Copy each line of the data below in which the word "name" can be found.

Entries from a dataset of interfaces
# # # #
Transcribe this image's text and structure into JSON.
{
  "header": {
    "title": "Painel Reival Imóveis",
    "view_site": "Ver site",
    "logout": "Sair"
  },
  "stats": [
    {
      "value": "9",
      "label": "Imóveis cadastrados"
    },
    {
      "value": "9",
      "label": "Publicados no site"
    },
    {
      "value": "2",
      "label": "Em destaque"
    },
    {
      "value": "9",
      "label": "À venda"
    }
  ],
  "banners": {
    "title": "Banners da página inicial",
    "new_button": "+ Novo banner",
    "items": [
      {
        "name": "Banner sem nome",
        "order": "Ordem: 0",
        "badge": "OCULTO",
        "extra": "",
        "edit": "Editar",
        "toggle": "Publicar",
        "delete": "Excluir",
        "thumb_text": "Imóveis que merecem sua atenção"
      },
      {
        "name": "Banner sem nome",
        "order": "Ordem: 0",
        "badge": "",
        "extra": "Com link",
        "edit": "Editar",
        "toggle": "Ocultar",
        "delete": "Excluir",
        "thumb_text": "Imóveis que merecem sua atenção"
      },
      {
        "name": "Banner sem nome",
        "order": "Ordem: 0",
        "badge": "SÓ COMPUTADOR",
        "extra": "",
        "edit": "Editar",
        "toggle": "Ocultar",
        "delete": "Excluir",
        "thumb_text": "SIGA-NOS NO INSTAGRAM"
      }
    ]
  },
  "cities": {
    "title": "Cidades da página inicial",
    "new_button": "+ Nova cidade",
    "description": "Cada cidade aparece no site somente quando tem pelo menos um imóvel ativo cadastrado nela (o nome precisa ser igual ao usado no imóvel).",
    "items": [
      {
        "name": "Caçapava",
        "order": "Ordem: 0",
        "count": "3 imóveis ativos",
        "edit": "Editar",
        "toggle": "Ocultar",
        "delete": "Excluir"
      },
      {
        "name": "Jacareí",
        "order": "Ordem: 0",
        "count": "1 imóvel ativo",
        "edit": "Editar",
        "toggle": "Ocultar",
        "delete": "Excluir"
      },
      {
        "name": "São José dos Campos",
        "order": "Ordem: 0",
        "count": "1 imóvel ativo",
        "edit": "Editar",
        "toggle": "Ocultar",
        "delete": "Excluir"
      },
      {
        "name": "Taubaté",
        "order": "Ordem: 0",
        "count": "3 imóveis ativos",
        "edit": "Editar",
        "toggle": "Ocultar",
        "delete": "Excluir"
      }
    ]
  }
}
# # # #
* OUTPUT FOR THIS EXERCISE:
        "name": "Banner sem nome",
        "name": "Banner sem nome",
        "name": "Banner sem nome",
        "name": "Caçapava",
        "name": "Jacareí",
        "name": "São José dos Campos",
        "name": "Taubaté",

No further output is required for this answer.